* ABOUT THIS EXERCISE:
Among the lines below, count those with the word "Страна". Answer with the number only.

Stored items:
....

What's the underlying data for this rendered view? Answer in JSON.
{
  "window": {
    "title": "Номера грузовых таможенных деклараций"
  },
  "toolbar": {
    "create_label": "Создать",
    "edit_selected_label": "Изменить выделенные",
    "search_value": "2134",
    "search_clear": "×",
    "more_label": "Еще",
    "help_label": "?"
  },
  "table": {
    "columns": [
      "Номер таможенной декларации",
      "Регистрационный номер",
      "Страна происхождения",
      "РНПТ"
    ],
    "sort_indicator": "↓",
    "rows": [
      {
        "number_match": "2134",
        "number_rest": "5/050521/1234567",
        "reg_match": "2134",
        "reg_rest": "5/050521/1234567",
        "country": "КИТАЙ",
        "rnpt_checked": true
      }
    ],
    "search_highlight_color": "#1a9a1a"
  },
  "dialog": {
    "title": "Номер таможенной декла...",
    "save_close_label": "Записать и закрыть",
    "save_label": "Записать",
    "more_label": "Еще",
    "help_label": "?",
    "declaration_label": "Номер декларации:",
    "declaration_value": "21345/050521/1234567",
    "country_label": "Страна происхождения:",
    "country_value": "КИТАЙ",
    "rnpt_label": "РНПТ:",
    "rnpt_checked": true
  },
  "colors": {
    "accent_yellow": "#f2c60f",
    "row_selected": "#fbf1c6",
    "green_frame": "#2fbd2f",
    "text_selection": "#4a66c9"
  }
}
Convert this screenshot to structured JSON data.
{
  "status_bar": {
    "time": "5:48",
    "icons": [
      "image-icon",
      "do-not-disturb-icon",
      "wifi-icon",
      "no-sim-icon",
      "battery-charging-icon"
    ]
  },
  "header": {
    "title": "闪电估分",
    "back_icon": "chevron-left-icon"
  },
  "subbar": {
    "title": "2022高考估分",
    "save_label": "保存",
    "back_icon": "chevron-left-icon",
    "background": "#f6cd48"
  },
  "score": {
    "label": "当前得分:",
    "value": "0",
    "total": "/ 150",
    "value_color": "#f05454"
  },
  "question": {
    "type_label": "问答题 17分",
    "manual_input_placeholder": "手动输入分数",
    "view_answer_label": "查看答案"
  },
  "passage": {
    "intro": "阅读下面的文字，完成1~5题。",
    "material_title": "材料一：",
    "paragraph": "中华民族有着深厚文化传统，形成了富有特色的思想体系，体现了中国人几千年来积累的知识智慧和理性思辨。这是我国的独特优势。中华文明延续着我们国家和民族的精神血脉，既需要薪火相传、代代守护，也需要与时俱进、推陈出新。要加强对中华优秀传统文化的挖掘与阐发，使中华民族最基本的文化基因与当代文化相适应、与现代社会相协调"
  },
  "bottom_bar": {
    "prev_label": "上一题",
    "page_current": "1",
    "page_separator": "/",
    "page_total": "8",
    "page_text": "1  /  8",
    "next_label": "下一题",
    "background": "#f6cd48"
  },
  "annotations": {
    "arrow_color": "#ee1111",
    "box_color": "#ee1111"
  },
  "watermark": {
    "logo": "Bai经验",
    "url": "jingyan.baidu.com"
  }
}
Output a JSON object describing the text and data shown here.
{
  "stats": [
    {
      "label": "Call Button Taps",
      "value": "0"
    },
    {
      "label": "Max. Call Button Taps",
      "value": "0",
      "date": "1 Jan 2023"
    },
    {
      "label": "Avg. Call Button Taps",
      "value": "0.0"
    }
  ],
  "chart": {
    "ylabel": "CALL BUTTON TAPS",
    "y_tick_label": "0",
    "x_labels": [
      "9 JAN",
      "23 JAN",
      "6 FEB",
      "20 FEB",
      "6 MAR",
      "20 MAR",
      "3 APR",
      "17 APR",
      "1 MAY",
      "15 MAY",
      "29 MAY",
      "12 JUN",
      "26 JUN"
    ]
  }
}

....

* RESULT FOR THIS EXERCISE:
2